By Nisha Kaushal
One of the most difficult realities is having to face the possibility of spending the rest of one's life in a care home. Having to make the decision to have a loved one placed in a home is almost equally as difficult. The top concern a family will likely have is whether their loved one will receive the best care possible. Nursing home horror stories abound, and no one wants to think about their family member becoming a victim of abuse or neglect. There are many way to ensure the safety of a resident in care homes Wales.
Do your research.
Before placing a family member in a nursing home, investigate thoroughly. Check to see if the home has had any negative reports against it. Talk to families who have had loved ones there in the past and discover their reasons for leaving. If you hear mostly positive stories, ask who those caregivers were. Verify that they are, in fact, still there and have not been replaced during the ensuing years. Meet with the director but keep in mind that their job will be to put the most positive spin on their facility.
Make frequent unannounced visits.
Once your loved one is a patient, make frequent unannounced visits to the home. This is an excellent way to see what is really happening, both to your family member and others. There will be much less opportunity for abuse or benign neglect when the families of residents are dropping in and out frequently. Be sure to vary the hours from early morning to late at night. Overnight is the time when residents are most likely to be at risk.
Walk around and observe.
Observe the current patients and see if they seem well taken care of. Nursing home residents may be in pain and may not be brimming with joy while in a nursing facility, but they should be physically well cared for. Patients should be up and around as much as possible, and the staff should be actively engaging with them. Patients should not be confined to their rooms, if they are at all mobile.
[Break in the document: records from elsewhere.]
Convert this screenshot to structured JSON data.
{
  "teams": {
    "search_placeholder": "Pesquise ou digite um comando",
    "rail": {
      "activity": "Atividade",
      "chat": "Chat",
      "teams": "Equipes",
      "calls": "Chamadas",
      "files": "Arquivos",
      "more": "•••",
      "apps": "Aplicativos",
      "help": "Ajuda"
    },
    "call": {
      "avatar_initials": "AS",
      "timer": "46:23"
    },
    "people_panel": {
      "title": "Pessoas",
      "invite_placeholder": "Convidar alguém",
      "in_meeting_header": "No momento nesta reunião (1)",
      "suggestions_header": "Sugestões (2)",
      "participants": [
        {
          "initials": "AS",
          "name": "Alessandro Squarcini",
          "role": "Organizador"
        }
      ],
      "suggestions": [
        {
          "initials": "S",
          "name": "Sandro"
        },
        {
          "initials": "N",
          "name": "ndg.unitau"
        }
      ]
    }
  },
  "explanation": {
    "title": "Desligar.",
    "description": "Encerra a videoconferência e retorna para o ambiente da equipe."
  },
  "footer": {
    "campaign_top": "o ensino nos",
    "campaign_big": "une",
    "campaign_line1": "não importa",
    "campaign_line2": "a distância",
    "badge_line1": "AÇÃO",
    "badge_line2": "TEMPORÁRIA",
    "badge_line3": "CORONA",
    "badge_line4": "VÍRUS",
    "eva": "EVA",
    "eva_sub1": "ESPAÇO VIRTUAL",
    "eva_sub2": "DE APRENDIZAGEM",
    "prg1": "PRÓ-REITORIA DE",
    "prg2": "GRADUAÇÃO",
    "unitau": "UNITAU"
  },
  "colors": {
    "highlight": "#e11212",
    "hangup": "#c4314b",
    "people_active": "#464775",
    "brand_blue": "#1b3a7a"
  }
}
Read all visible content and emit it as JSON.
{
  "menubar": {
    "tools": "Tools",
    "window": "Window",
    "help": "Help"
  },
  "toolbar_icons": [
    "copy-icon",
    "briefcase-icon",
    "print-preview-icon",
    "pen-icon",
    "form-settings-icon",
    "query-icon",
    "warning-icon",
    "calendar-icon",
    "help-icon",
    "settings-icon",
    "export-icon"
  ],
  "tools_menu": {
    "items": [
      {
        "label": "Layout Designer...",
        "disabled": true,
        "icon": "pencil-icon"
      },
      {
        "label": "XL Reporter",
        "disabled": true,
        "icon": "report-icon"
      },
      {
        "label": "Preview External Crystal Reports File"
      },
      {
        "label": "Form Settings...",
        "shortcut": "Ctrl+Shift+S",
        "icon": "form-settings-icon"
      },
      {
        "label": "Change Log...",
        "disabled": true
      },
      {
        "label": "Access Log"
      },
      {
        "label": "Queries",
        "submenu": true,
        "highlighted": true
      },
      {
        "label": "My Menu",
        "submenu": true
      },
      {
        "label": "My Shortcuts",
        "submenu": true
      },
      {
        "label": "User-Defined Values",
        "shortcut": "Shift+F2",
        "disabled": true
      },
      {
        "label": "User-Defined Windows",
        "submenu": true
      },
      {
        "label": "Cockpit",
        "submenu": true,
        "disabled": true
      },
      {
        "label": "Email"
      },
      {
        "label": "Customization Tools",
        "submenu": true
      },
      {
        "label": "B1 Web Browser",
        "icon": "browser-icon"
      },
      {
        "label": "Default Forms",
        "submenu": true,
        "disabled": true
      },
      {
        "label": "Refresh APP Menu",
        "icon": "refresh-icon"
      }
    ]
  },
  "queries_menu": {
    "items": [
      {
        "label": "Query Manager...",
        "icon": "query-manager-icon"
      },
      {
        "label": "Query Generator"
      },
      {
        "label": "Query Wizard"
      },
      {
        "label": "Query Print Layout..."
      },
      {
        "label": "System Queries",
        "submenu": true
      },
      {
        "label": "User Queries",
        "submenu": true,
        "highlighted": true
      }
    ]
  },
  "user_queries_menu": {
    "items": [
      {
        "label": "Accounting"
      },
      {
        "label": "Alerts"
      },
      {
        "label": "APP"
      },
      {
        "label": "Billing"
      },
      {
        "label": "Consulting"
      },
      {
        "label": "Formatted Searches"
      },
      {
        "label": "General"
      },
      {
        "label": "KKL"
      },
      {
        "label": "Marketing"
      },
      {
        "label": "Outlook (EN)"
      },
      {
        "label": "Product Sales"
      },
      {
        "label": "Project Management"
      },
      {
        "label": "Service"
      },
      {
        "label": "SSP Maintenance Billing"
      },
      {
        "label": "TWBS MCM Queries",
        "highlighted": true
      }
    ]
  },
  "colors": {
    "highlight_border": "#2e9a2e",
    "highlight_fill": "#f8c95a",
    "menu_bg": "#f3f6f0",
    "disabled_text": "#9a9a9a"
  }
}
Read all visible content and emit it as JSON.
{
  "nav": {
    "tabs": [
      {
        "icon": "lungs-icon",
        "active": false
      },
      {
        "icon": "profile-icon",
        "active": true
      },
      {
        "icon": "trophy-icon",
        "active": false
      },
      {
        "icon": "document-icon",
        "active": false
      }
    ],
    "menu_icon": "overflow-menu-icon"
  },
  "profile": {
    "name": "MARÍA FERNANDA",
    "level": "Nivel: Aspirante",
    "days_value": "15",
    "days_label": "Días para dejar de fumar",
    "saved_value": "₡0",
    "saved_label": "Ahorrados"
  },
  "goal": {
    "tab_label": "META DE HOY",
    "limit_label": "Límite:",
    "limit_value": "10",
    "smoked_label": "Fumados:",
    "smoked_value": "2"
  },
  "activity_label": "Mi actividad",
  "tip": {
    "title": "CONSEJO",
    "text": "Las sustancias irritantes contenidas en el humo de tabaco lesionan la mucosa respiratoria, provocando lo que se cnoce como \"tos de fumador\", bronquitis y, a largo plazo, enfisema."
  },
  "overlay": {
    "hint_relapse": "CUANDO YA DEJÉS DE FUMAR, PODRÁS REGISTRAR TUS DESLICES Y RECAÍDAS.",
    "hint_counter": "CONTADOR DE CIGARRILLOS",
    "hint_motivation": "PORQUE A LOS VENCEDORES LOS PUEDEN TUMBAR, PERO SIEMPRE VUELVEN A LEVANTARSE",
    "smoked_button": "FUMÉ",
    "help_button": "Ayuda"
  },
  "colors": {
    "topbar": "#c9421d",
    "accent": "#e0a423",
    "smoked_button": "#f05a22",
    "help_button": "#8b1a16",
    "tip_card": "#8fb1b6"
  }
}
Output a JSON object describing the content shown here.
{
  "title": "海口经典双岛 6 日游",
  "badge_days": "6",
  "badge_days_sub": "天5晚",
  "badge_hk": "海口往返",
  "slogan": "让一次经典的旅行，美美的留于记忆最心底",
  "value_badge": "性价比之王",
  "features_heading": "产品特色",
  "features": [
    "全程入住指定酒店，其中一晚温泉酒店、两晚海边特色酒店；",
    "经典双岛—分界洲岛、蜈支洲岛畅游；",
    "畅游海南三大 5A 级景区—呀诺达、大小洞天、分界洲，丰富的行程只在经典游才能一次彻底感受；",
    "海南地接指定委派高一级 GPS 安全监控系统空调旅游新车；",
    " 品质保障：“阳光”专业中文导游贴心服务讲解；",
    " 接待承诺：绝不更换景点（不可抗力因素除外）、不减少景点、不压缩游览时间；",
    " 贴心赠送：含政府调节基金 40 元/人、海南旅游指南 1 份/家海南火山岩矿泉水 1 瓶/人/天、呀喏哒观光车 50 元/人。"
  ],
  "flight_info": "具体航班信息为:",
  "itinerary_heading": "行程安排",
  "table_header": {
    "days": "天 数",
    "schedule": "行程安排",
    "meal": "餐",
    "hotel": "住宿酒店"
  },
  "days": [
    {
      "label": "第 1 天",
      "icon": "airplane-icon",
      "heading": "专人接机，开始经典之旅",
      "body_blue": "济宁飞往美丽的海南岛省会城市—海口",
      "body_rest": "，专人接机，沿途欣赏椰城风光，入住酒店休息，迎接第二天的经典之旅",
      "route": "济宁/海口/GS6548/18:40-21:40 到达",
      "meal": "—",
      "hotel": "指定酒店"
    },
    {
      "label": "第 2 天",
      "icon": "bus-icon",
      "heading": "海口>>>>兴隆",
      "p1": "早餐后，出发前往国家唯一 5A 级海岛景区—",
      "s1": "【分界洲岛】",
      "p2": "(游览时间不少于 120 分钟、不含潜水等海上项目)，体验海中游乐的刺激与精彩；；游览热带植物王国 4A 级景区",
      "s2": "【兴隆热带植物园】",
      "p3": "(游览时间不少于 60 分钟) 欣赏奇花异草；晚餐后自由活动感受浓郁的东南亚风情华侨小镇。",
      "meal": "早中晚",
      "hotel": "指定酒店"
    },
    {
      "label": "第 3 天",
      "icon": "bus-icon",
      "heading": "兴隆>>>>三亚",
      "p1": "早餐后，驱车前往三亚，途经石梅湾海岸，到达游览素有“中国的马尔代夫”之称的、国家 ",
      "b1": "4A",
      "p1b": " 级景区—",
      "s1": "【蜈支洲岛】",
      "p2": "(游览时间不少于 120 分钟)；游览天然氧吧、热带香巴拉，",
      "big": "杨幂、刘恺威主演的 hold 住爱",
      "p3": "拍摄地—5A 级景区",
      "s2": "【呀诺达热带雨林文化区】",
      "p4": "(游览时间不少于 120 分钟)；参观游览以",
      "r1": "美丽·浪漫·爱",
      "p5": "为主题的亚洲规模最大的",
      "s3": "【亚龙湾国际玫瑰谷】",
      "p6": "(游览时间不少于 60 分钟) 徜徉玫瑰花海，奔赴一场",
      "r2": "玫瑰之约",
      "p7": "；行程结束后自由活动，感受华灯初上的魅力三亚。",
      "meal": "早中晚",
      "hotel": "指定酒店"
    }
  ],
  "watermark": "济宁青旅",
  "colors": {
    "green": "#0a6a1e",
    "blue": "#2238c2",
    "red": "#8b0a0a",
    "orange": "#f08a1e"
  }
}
Those who are bedridden should have both their health and socialization needs met in some fashion. There should be both planned and casual activities.
Talk to other residents' families.
Getting to know the families of other residents has many advantages. You will be able to compare notes. Being in the loop will ensure that you will hear about things that would otherwise be smoothed over. If your family member has dementia or verbal difficulties, a friendship with the family of a more expressive and observant patient may allow you to learn important information about your loved one's well-being when you are not there. Knowing the other families will also make it easier to form a group to confront abuse or other problems if the need arises.
Get to know the nursing staff.
The nursing staff can be some of your most important allies. They are likely to provide better care when they know that the family is actively involved. If a resident's family is friendly and shows an interest in them as caregivers, they may be better able and willing to provide cheerful care to the resident. Investigate the nursing staff. Find out what qualifications they have for working with patients. Discover if they've worked in similar positions. Ensure that they have no prior history of patient abuse.
No one wants to think about the possibility of their family member experiencing anything less than the best of care from a care home. Being proactive and staying involved are the best ways to ensure an optimal experience for your loved one.
About the Author
My name is Nisha, I represent a care home facility in Wales called MHA. I like to write about elderly care and families. Feel free to visit our site for more information on care homes in Wales.